WORK INSTRUCTIONS ▸ Your answer must restate each entry below word for word, with no pictures in it.

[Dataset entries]
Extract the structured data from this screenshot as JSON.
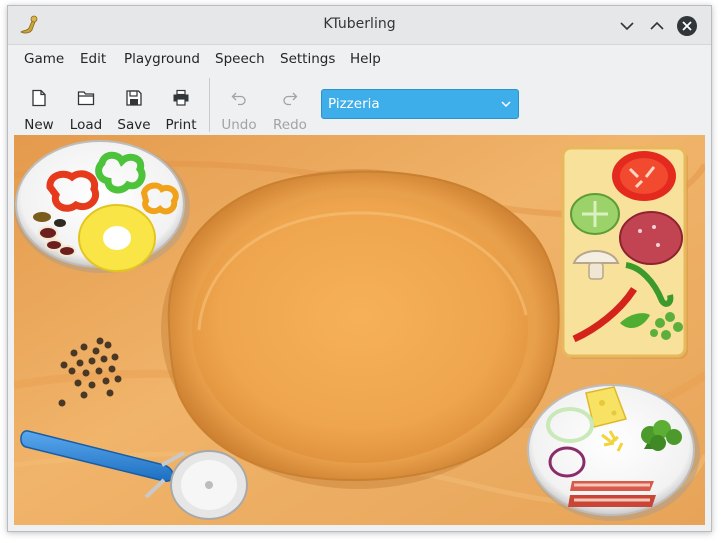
{
  "window": {
    "title": "KTuberling"
  },
  "menubar": {
    "items": [
      "Game",
      "Edit",
      "Playground",
      "Speech",
      "Settings",
      "Help"
    ]
  },
  "toolbar": {
    "new_label": "New",
    "load_label": "Load",
    "save_label": "Save",
    "print_label": "Print",
    "undo_label": "Undo",
    "redo_label": "Redo",
    "playground_select": "Pizzeria"
  },
  "colors": {
    "accent": "#3daee9",
    "table": "#e9a85a",
    "crust": "#e08f35"
  },
  "icons": {
    "app": "ktuberling-icon",
    "minimize": "chevron-down-icon",
    "maximize": "chevron-up-icon",
    "close": "close-icon"
  }
}
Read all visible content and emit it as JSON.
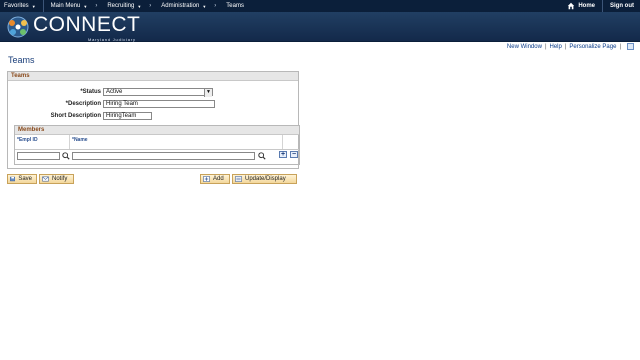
{
  "topnav": {
    "favorites": "Favorites",
    "main_menu": "Main Menu",
    "breadcrumbs": [
      "Recruiting",
      "Administration",
      "Teams"
    ],
    "home": "Home",
    "sign_out": "Sign out"
  },
  "banner": {
    "brand": "CONNECT",
    "subtitle": "Maryland Judiciary"
  },
  "utilities": {
    "new_window": "New Window",
    "help": "Help",
    "personalize": "Personalize Page"
  },
  "page_title": "Teams",
  "teams_group": {
    "heading": "Teams",
    "status_label": "*Status",
    "status_value": "Active",
    "description_label": "*Description",
    "description_value": "Hiring Team",
    "short_description_label": "Short Description",
    "short_description_value": "HiringTeam"
  },
  "members": {
    "heading": "Members",
    "columns": [
      "*Empl ID",
      "*Name"
    ],
    "row": {
      "empl_id": "",
      "name": ""
    },
    "add_row": "+",
    "delete_row": "−"
  },
  "toolbar": {
    "save": "Save",
    "notify": "Notify",
    "add": "Add",
    "update_display": "Update/Display"
  },
  "colors": {
    "nav_bg": "#0b1f3a",
    "banner_bg": "#1b365d",
    "link": "#0a3c8a",
    "section_heading": "#8a4b1d",
    "button_bg": "#f3d79b"
  }
}
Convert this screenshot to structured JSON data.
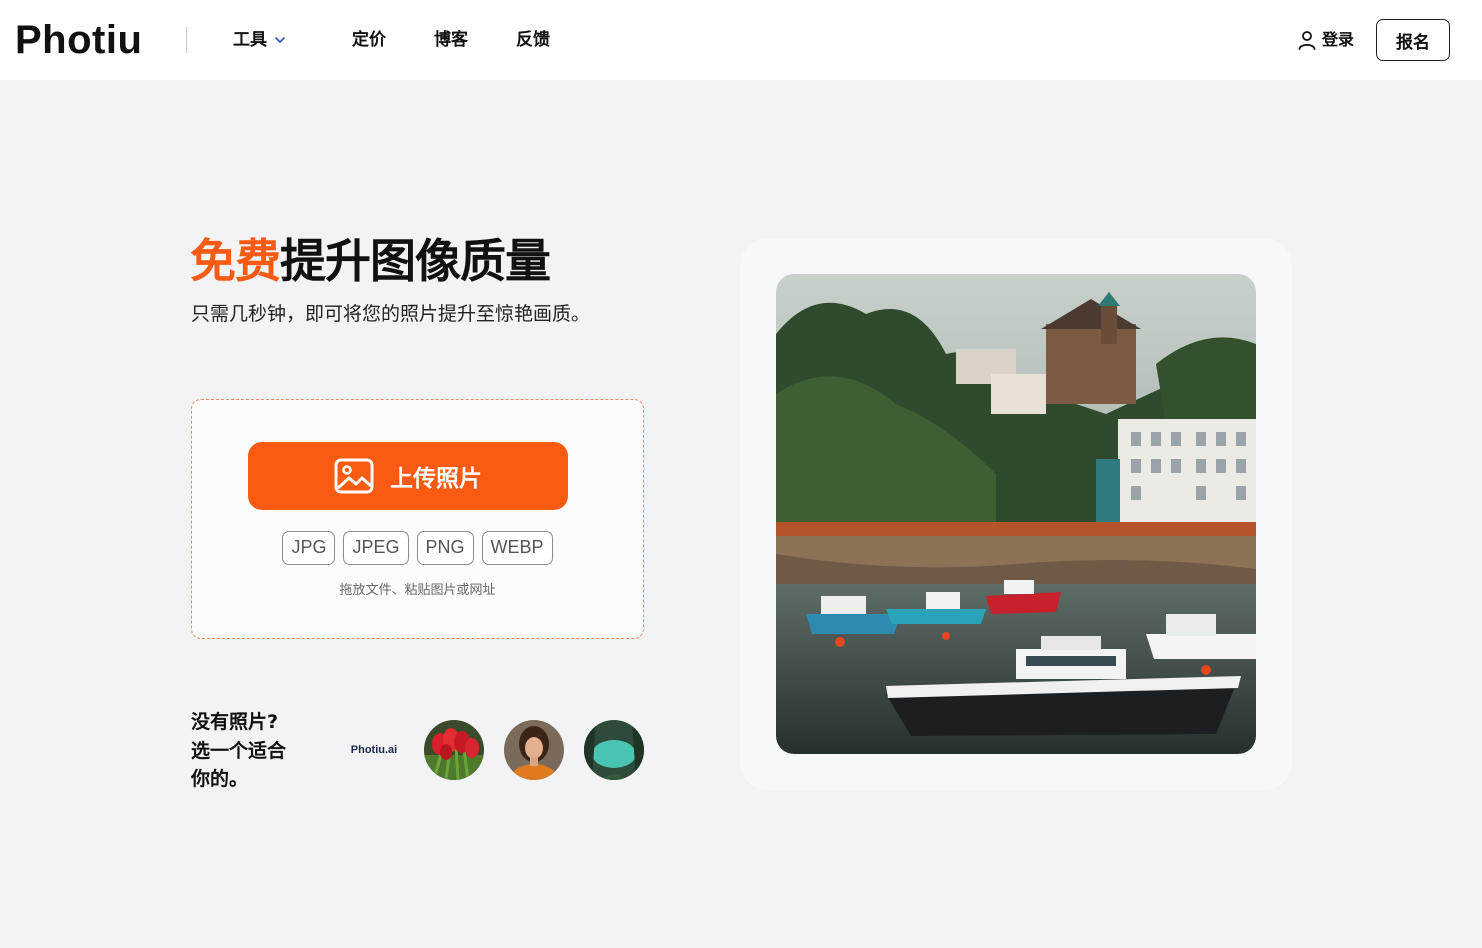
{
  "header": {
    "logo": "Photiu",
    "nav": [
      {
        "label": "工具",
        "has_dropdown": true
      },
      {
        "label": "定价"
      },
      {
        "label": "博客"
      },
      {
        "label": "反馈"
      }
    ],
    "login_label": "登录",
    "signup_label": "报名"
  },
  "hero": {
    "title_accent": "免费",
    "title_rest": "提升图像质量",
    "subtitle": "只需几秒钟，即可将您的照片提升至惊艳画质。"
  },
  "upload": {
    "button_label": "上传照片",
    "formats": [
      "JPG",
      "JPEG",
      "PNG",
      "WEBP"
    ],
    "hint": "拖放文件、粘贴图片或网址"
  },
  "samples": {
    "prompt_lines": [
      "没有照片?",
      "选一个适合",
      "你的。"
    ],
    "brand_label": "Photiu.ai",
    "thumbs": [
      "tulips-photo",
      "portrait-photo",
      "lake-photo"
    ]
  },
  "preview": {
    "subject": "harbor-boats-photo"
  },
  "colors": {
    "accent": "#fa5b14",
    "background": "#f3f2f4"
  }
}
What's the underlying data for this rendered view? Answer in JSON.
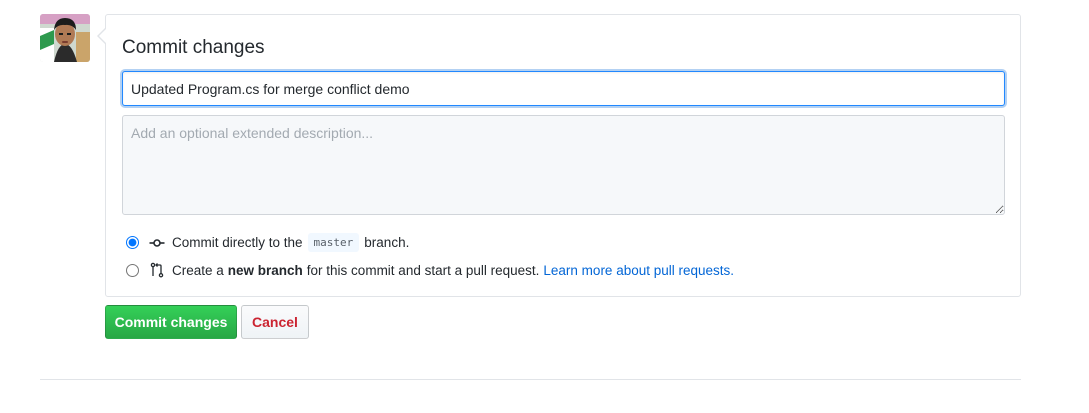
{
  "commit_form": {
    "title": "Commit changes",
    "summary_value": "Updated Program.cs for merge conflict demo",
    "description_placeholder": "Add an optional extended description...",
    "options": {
      "direct": {
        "prefix": "Commit directly to the",
        "branch": "master",
        "suffix": "branch.",
        "selected": true,
        "icon": "git-commit-icon"
      },
      "new_branch": {
        "prefix": "Create a",
        "bold": "new branch",
        "suffix": "for this commit and start a pull request.",
        "link": "Learn more about pull requests.",
        "selected": false,
        "icon": "git-pull-request-icon"
      }
    }
  },
  "actions": {
    "commit_label": "Commit changes",
    "cancel_label": "Cancel"
  },
  "colors": {
    "primary": "#28a745",
    "danger": "#cb2431",
    "link": "#0366d6"
  }
}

SOLUTION ▸
Extract the structured data from this screenshot as JSON.
{
  "window": {
    "title": "KTuberling"
  },
  "menubar": {
    "items": [
      "Game",
      "Edit",
      "Playground",
      "Speech",
      "Settings",
      "Help"
    ]
  },
  "toolbar": {
    "new_label": "New",
    "load_label": "Load",
    "save_label": "Save",
    "print_label": "Print",
    "undo_label": "Undo",
    "redo_label": "Redo",
    "playground_select": "Pizzeria"
  },
  "colors": {
    "accent": "#3daee9",
    "table": "#e9a85a",
    "crust": "#e08f35"
  },
  "icons": {
    "app": "ktuberling-icon",
    "minimize": "chevron-down-icon",
    "maximize": "chevron-up-icon",
    "close": "close-icon"
  }
}
Read all visible content and emit it as JSON.
{
  "topnav": {
    "favorites": "Favorites",
    "main_menu": "Main Menu",
    "breadcrumbs": [
      "Recruiting",
      "Administration",
      "Teams"
    ],
    "home": "Home",
    "sign_out": "Sign out"
  },
  "banner": {
    "brand": "CONNECT",
    "subtitle": "Maryland Judiciary"
  },
  "utilities": {
    "new_window": "New Window",
    "help": "Help",
    "personalize": "Personalize Page"
  },
  "page_title": "Teams",
  "teams_group": {
    "heading": "Teams",
    "status_label": "*Status",
    "status_value": "Active",
    "description_label": "*Description",
    "description_value": "Hiring Team",
    "short_description_label": "Short Description",
    "short_description_value": "HiringTeam"
  },
  "members": {
    "heading": "Members",
    "columns": [
      "*Empl ID",
      "*Name"
    ],
    "row": {
      "empl_id": "",
      "name": ""
    },
    "add_row": "+",
    "delete_row": "−"
  },
  "toolbar": {
    "save": "Save",
    "notify": "Notify",
    "add": "Add",
    "update_display": "Update/Display"
  },
  "colors": {
    "nav_bg": "#0b1f3a",
    "banner_bg": "#1b365d",
    "link": "#0a3c8a",
    "section_heading": "#8a4b1d",
    "button_bg": "#f3d79b"
  }
}
Convert this screenshot to structured JSON data.
{
  "header": {
    "logo": "Photiu",
    "nav": [
      {
        "label": "工具",
        "has_dropdown": true
      },
      {
        "label": "定价"
      },
      {
        "label": "博客"
      },
      {
        "label": "反馈"
      }
    ],
    "login_label": "登录",
    "signup_label": "报名"
  },
  "hero": {
    "title_accent": "免费",
    "title_rest": "提升图像质量",
    "subtitle": "只需几秒钟，即可将您的照片提升至惊艳画质。"
  },
  "upload": {
    "button_label": "上传照片",
    "formats": [
      "JPG",
      "JPEG",
      "PNG",
      "WEBP"
    ],
    "hint": "拖放文件、粘贴图片或网址"
  },
  "samples": {
    "prompt_lines": [
      "没有照片?",
      "选一个适合",
      "你的。"
    ],
    "brand_label": "Photiu.ai",
    "thumbs": [
      "tulips-photo",
      "portrait-photo",
      "lake-photo"
    ]
  },
  "preview": {
    "subject": "harbor-boats-photo"
  },
  "colors": {
    "accent": "#fa5b14",
    "background": "#f3f2f4"
  }
}
What's the underlying data for this rendered view? Answer in JSON.
{
  "commit_form": {
    "title": "Commit changes",
    "summary_value": "Updated Program.cs for merge conflict demo",
    "description_placeholder": "Add an optional extended description...",
    "options": {
      "direct": {
        "prefix": "Commit directly to the",
        "branch": "master",
        "suffix": "branch.",
        "selected": true,
        "icon": "git-commit-icon"
      },
      "new_branch": {
        "prefix": "Create a",
        "bold": "new branch",
        "suffix": "for this commit and start a pull request.",
        "link": "Learn more about pull requests.",
        "selected": false,
        "icon": "git-pull-request-icon"
      }
    }
  },
  "actions": {
    "commit_label": "Commit changes",
    "cancel_label": "Cancel"
  },
  "colors": {
    "primary": "#28a745",
    "danger": "#cb2431",
    "link": "#0366d6"
  }
}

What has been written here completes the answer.